What does it do?
Shock wave therapy is used in tendon and ligament injuries to produce a dose dependant inflammatory response, along with increased numbers of new capillaries forming, leading to an increased blood supply to the affect area. In addition, there will be and increase in newly formed collagen fibrils, necessary for healing. When used on bone, shock wave therapy can promote endosteal and periosteal new bone formation.
Where would you use it?
Shock wave therapy is commonly used in the treatment of proximal suspensory ligaments desmitis, sacro-iliac pain and occult back pain.
If you are considering buying a horse, it is vital to carry out a thorough clinical examination. This examination will give you the baseline of the horse’s health at the time of the examination. Furthermore, if medical conditions are discovered that could compromise the horse’s future use, their relevance will be discussed with you. This will help you to decide whether or not the horse is suitable for your intended purpose. At House & Jackson, we tailor this service to your particular needs and circumstances. Whether you are buying a competition horse or a children’s pony, it is still important to check the horse’s health. Minor lameness problems can be as frustrating and costly in the future for a very expensive racehorse as for a quiet hack.
We recommend that, at the time of vetting, a blood sample is taken and stored at an independent laboratory in Newmarket, which can later be tested for the presence of any drugs that may have altered the horse’s soundness or temperament if a problem were to arise once the horse is home.
Further investigative tests may be recommended depending on any findings during the examination, these can include x-rays, endoscopy or scans. Many high value horses are required to have a standard set of x-rays taken for insurance purposes. Speak to the vet about any concerns, and they will be able to advise you appropriately.
At the end of the assesment, the vet will be able to advise you if there are any problems that may affect the horse doing the job that you are purchasing it for, and will be able to discuss any points of concern that you have.
Veterinary science is becoming increasingly sophisticated and, as with human medicine, we are now using an increasing range of laboratory tests to aid diagnosis and treatment.

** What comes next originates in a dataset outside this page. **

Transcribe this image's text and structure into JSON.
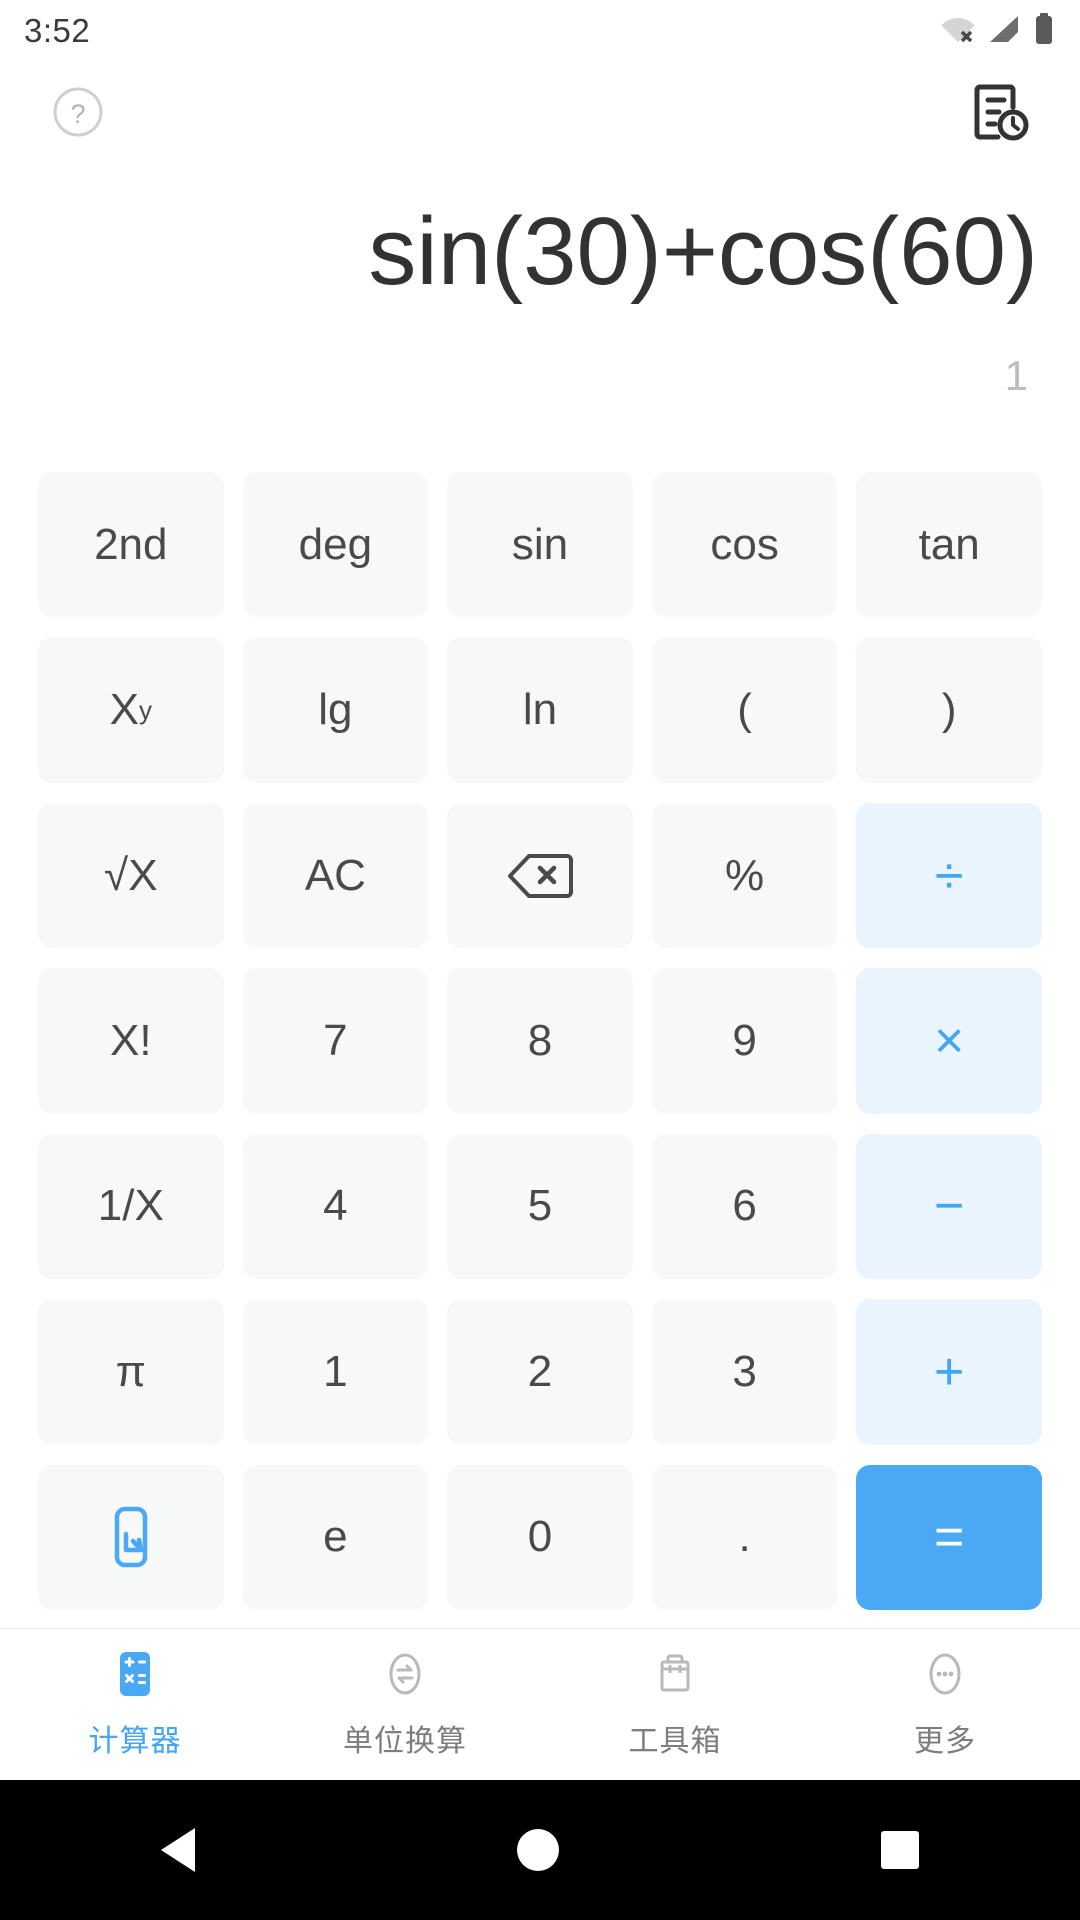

At House and Jackson, we have our own fully equipped laboratory facilities and a qualified, full-time technician. This enables us to undertake a complete range of tests on our own premises. This means we can obtain results quicker and facilitates more precise diagnosis and treatment at an early stage as an aid to rapid recovery.

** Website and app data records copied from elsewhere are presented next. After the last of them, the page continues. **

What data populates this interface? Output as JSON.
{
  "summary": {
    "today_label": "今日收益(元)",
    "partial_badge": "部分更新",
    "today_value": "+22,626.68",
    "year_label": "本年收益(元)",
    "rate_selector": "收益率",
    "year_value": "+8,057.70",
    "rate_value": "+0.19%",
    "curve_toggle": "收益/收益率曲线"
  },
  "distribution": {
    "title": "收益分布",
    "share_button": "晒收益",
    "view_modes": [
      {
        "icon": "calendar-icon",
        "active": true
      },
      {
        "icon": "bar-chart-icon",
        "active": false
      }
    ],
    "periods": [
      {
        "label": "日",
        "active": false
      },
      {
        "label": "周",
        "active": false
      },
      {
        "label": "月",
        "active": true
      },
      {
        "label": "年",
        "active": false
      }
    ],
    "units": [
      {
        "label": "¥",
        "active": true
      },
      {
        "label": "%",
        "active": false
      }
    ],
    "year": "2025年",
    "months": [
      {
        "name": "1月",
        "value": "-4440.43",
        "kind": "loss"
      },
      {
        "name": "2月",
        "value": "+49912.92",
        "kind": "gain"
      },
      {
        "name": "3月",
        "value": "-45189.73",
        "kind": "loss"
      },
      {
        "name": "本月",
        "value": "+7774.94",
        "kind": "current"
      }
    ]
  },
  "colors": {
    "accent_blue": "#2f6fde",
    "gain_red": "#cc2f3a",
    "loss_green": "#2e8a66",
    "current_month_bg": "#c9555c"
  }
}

We offer a range of tests and services including General Blood Surveys, Faecal Worm Egg Counts, IRAP and PRP treatments. To find out more about IRAP and PRP, see below.